The circuit will not give a 12V square-wave because the transistors or Mosfets have a voltage loss (that heats them). So the output of an inverter using your transformer will be about 100W at 90V or 180V.
Go to Top of Page

ElectroEgg
Apprentece

Trinidad and Tobago
7 Posts

Posted - May 23 2008 :  9:53:02 PM  Show Profile  Reply with Quote
Hmmm...That's bad news Audioguru. Because that was the largest Transformer I got after checking various electronic shops. I payed a wopping $160TT ($20ca) for it and at that same store I saw a 400w inverter for $400. I will be at a great loss if I will have to buy another larger one (which obviously will cost more than the first). Oh well I got to forget my losses and see if I get a 15 or 20A Transformer. It's just that I get such a great feeling when I build something myself. Thanks a lot for your help.
Go to Top of Page

audioguru
Nobel Prize Winner

Canada
4214 Posts

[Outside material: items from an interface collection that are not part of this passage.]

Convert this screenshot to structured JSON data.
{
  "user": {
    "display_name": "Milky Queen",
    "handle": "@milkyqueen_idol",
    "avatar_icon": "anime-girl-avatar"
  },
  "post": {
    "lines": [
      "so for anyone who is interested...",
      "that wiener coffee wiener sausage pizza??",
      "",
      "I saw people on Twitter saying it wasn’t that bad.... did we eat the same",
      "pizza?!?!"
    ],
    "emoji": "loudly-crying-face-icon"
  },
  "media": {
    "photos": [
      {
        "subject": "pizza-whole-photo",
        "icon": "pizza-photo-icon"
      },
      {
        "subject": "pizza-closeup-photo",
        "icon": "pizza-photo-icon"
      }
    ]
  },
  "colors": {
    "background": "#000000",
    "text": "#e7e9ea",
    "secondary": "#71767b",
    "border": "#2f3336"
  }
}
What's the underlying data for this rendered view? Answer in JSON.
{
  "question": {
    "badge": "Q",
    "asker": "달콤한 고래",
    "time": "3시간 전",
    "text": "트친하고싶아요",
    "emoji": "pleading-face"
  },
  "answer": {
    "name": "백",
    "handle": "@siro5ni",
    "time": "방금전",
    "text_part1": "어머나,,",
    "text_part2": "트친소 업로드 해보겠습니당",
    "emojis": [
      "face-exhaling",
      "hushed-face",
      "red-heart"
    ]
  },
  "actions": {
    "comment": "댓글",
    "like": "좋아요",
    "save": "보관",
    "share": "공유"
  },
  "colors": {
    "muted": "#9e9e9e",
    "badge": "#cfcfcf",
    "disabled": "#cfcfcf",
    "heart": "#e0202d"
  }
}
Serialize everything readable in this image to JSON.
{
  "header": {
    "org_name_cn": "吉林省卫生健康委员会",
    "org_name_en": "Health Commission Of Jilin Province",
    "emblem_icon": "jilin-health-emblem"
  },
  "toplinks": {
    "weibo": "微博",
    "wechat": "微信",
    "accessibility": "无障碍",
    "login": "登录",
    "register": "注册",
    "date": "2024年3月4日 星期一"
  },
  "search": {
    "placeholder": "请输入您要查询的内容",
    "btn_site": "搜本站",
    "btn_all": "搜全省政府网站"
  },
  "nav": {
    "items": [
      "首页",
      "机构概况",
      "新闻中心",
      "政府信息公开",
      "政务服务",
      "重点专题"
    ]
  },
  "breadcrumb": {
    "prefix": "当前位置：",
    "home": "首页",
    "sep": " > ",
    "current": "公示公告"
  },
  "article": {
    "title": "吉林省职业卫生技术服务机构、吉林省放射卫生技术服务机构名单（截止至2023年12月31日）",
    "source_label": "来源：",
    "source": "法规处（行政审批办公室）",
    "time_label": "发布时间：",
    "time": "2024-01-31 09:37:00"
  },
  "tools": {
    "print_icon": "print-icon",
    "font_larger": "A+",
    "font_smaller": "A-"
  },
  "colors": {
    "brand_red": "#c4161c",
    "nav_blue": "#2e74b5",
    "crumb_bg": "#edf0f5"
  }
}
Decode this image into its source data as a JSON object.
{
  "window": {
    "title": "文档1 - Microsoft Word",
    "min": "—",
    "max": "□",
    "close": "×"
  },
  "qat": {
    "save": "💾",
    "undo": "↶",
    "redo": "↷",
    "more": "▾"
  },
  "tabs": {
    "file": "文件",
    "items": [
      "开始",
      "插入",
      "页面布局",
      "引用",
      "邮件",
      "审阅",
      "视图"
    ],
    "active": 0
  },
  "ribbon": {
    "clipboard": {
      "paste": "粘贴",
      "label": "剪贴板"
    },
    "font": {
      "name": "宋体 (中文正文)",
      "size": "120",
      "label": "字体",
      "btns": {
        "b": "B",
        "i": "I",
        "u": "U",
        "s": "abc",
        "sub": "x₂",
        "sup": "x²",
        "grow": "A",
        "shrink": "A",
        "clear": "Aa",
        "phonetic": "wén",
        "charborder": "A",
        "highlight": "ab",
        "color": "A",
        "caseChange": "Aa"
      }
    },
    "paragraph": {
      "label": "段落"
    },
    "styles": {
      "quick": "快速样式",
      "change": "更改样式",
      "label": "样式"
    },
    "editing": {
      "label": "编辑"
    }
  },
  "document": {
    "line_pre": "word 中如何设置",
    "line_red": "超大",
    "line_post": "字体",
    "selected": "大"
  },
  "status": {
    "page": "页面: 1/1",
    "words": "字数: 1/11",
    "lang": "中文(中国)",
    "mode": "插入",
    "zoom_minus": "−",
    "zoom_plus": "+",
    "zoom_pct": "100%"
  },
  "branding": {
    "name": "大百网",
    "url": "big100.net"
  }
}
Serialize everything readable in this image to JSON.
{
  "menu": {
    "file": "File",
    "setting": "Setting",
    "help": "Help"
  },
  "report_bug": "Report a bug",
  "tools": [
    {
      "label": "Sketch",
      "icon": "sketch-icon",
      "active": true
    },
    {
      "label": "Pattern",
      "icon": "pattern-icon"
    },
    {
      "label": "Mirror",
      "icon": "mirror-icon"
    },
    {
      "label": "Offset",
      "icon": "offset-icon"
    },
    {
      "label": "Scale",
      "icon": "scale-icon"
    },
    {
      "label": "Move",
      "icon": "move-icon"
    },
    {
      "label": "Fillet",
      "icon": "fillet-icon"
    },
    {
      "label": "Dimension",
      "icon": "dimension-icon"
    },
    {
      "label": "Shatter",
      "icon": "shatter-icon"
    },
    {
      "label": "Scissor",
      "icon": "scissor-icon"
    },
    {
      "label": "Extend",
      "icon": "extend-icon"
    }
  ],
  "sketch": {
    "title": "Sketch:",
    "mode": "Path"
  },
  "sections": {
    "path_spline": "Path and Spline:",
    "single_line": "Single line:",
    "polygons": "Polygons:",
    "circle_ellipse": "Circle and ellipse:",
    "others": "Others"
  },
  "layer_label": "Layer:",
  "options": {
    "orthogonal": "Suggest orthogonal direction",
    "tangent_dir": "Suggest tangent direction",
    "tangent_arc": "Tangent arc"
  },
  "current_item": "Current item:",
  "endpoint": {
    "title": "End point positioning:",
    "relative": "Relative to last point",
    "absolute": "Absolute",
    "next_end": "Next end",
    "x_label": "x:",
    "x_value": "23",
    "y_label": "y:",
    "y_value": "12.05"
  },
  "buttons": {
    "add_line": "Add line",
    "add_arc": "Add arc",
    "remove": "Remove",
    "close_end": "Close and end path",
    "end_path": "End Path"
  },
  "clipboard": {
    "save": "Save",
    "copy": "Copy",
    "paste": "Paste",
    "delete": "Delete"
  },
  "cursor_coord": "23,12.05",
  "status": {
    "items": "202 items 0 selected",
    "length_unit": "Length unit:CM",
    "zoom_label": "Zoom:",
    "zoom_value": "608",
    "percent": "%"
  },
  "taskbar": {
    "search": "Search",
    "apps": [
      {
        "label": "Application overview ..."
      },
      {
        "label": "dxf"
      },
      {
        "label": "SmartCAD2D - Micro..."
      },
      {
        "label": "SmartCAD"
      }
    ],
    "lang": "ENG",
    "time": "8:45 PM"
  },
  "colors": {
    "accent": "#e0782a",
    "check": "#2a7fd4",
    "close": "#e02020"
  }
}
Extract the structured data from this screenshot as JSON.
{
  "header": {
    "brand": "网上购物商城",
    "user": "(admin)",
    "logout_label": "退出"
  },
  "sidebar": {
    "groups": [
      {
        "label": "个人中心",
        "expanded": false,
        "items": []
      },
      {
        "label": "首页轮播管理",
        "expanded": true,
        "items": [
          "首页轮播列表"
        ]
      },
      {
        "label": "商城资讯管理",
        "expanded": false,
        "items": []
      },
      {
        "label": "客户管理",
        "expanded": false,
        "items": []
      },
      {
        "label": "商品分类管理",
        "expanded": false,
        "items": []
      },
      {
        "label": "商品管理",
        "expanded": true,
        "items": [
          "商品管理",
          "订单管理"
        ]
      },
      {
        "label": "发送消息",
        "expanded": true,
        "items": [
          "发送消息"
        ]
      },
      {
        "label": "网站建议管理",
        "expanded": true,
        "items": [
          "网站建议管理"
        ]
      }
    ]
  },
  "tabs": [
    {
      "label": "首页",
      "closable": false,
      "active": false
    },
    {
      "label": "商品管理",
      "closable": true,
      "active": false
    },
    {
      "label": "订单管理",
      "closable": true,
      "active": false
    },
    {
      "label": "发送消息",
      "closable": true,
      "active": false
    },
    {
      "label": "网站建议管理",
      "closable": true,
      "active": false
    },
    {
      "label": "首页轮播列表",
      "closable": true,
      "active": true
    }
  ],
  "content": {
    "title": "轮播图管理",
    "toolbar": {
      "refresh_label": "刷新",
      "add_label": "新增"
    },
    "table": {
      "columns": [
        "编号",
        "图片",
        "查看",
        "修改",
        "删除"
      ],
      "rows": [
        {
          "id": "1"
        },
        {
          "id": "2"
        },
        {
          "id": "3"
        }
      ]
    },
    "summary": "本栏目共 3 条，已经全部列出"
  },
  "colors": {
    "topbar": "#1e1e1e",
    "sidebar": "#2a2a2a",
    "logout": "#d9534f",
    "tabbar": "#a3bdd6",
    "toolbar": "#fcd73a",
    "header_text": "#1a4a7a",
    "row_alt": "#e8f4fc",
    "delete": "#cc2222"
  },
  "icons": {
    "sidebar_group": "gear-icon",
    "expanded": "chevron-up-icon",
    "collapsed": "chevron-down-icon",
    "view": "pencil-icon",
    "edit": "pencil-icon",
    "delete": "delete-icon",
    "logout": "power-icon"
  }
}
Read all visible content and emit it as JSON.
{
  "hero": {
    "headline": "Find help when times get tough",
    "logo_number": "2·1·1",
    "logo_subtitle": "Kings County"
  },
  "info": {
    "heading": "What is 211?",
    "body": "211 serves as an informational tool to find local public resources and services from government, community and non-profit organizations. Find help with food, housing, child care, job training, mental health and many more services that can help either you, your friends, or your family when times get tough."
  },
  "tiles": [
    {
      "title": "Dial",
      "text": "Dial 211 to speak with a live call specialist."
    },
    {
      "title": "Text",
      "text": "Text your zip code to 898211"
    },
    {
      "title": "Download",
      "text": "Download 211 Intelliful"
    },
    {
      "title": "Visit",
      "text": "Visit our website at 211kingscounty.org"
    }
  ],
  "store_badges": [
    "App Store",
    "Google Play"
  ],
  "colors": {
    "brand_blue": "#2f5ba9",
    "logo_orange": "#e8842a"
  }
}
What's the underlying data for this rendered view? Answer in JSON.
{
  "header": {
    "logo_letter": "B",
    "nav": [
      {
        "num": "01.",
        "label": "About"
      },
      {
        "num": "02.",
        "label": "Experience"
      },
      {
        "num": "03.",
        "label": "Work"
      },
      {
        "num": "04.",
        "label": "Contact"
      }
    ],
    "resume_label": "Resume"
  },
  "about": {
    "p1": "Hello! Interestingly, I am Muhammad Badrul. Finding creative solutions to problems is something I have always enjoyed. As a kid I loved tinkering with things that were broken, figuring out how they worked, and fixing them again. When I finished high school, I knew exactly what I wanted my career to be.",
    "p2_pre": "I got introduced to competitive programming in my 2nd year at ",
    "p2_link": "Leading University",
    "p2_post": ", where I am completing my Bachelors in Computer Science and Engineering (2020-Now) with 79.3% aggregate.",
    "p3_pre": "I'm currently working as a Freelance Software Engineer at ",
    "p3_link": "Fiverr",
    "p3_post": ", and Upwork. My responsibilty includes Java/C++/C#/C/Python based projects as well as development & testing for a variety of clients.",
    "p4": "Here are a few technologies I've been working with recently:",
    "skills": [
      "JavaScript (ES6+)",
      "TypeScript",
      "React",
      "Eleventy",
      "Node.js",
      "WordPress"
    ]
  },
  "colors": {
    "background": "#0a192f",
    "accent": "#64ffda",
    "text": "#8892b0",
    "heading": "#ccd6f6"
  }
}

Posted - May 23 2008 :  11:01:42 PM  Show Profile  Reply with Quote
Hi ElectroEgg,
$20ca is nothing in Canada. I can buy a pretty good 100W inverter for $20ca. I think it has a modified sine-wave output but it mighr have a true sine-wave output so it can power anything up to 100W. It doesn't use a huge heavy transformer. It uses a voltage stepup circuit that operates at a high frequency so a small transformer is used and it uses high voltage Moafets instead of transistors.
Go to Top of Page

ElectroEgg
Apprentece

Trinidad and Tobago
7 Posts

Posted - May 24 2008 :  07:26:27 AM  Show Profile  Reply with Quote
Ok. Well I'm off for components searching. I hope I get the required ones for your 100w inverter. Since it's a square wave I will basically be able to operate only the lights at my home then. Hmmm....I'm just wondering. Do you know how to make a sine wave inveter also?
Go to Top of Page

kivdenn
Nobel Prize Winner

Uganda
535 Posts

Posted - May 24 2008 :  09:54:51 AM  Show Profile  Reply with Quote
Hey am working on 48V DC-AC inverter circuit bellow.Please look at it and tell me if it can work.

Download Attachment: 48v inverter.jpg
70.37 KB



I have also tried to make a 48V low battery disconnect circuit for it. please also have a look at it and tell me if it can work. Thanks
Dennis

Download Attachment: 48v sensor.jpg
58.2 KB

Go to Top of Page

audioguru
Nobel Prize Winner

Canada
4214 Posts

Posted - May 24 2008 :  6:59:18 PM  Show Profile  Reply with Quote
I am tired of checking your millions of circuits. Maybe somebody else can.
Go to Top of Page

ElectroEgg
Apprentece

Trinidad and Tobago
7 Posts

Posted - May 24 2008 :  9:43:48 PM  Show Profile  Reply with Quote
Hi Audioguru,
If you don't mind can you tell me what formulas you used and what calculations you did to determine that a 47k resistor will give 50Hz output and a 39K will give 60Hz output.

Edited by - ElectroEgg on May 24 2008 9:58:20 PM
Go to Top of Page
Page: of 63 Previous Topic Topic Next Topic  
Previous Page | Next Page
 New Topic  Reply to Topic
 Printer Friendly
Jump To:
Aaron's Homepage Forum © 1995-2020 AARONCAKE.NET Go To Top Of Page
This page was generated in 0.16 seconds. Snitz Forums 2000